*** Opening SUPPLIED DATA ***
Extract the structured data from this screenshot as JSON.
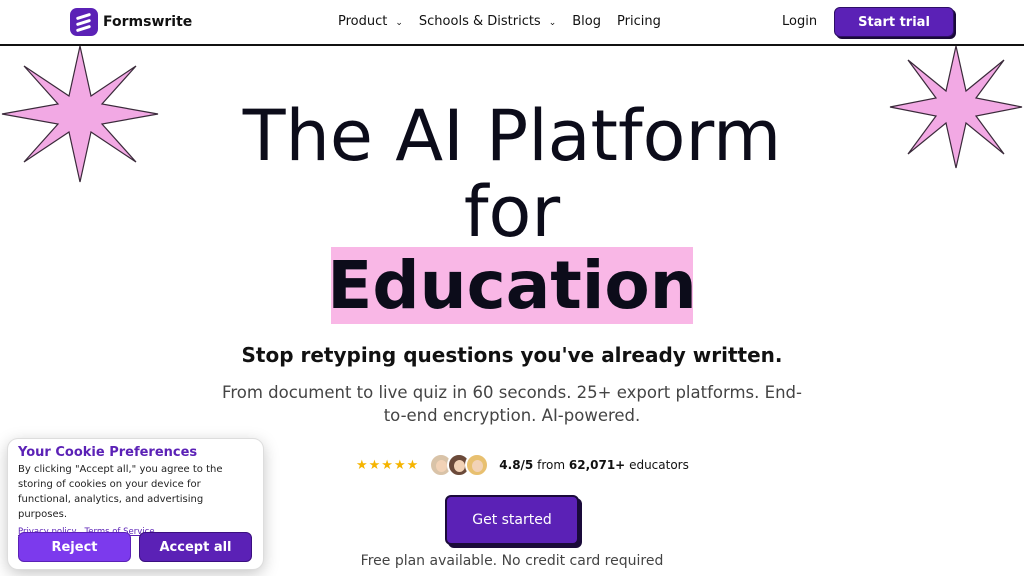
{
  "header": {
    "logo_text": "Formswrite",
    "nav": [
      {
        "label": "Product",
        "has_dropdown": true
      },
      {
        "label": "Schools & Districts",
        "has_dropdown": true
      },
      {
        "label": "Blog",
        "has_dropdown": false
      },
      {
        "label": "Pricing",
        "has_dropdown": false
      }
    ],
    "login_label": "Login",
    "start_trial_label": "Start trial"
  },
  "hero": {
    "line1": "The AI Platform",
    "line2": "for",
    "highlight": "Education",
    "subhead": "Stop retyping questions you've already written.",
    "description": "From document to live quiz in 60 seconds. 25+ export platforms. End-to-end encryption. AI-powered.",
    "stars": "★★★★★",
    "rating_value": "4.8/5",
    "rating_from": "from",
    "rating_count": "62,071+",
    "rating_suffix": "educators",
    "cta_label": "Get started",
    "free_note": "Free plan available. No credit card required"
  },
  "cookie": {
    "title": "Your Cookie Preferences",
    "body": "By clicking \"Accept all,\" you agree to the storing of cookies on your device for functional, analytics, and advertising purposes.",
    "privacy_link": "Privacy policy",
    "terms_link": "Terms of Service",
    "reject_label": "Reject",
    "accept_label": "Accept all"
  },
  "colors": {
    "brand": "#5b21b6",
    "highlight": "#f9b7e6",
    "star_fill": "#f2a9e4",
    "rating_star": "#f5b400"
  },
  "icons": [
    "logo-icon",
    "chevron-down-icon",
    "star-decoration-icon",
    "avatar"
  ]
}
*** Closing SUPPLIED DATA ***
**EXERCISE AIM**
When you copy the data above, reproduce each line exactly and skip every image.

**ANSWER TO THIS TASK**
Extract the structured data from this screenshot as JSON.
{
  "header": {
    "logo_text": "Formswrite",
    "nav": [
      {
        "label": "Product",
        "has_dropdown": true
      },
      {
        "label": "Schools & Districts",
        "has_dropdown": true
      },
      {
        "label": "Blog",
        "has_dropdown": false
      },
      {
        "label": "Pricing",
        "has_dropdown": false
      }
    ],
    "login_label": "Login",
    "start_trial_label": "Start trial"
  },
  "hero": {
    "line1": "The AI Platform",
    "line2": "for",
    "highlight": "Education",
    "subhead": "Stop retyping questions you've already written.",
    "description": "From document to live quiz in 60 seconds. 25+ export platforms. End-to-end encryption. AI-powered.",
    "stars": "★★★★★",
    "rating_value": "4.8/5",
    "rating_from": "from",
    "rating_count": "62,071+",
    "rating_suffix": "educators",
    "cta_label": "Get started",
    "free_note": "Free plan available. No credit card required"
  },
  "cookie": {
    "title": "Your Cookie Preferences",
    "body": "By clicking \"Accept all,\" you agree to the storing of cookies on your device for functional, analytics, and advertising purposes.",
    "privacy_link": "Privacy policy",
    "terms_link": "Terms of Service",
    "reject_label": "Reject",
    "accept_label": "Accept all"
  },
  "colors": {
    "brand": "#5b21b6",
    "highlight": "#f9b7e6",
    "star_fill": "#f2a9e4",
    "rating_star": "#f5b400"
  },
  "icons": [
    "logo-icon",
    "chevron-down-icon",
    "star-decoration-icon",
    "avatar"
  ]
}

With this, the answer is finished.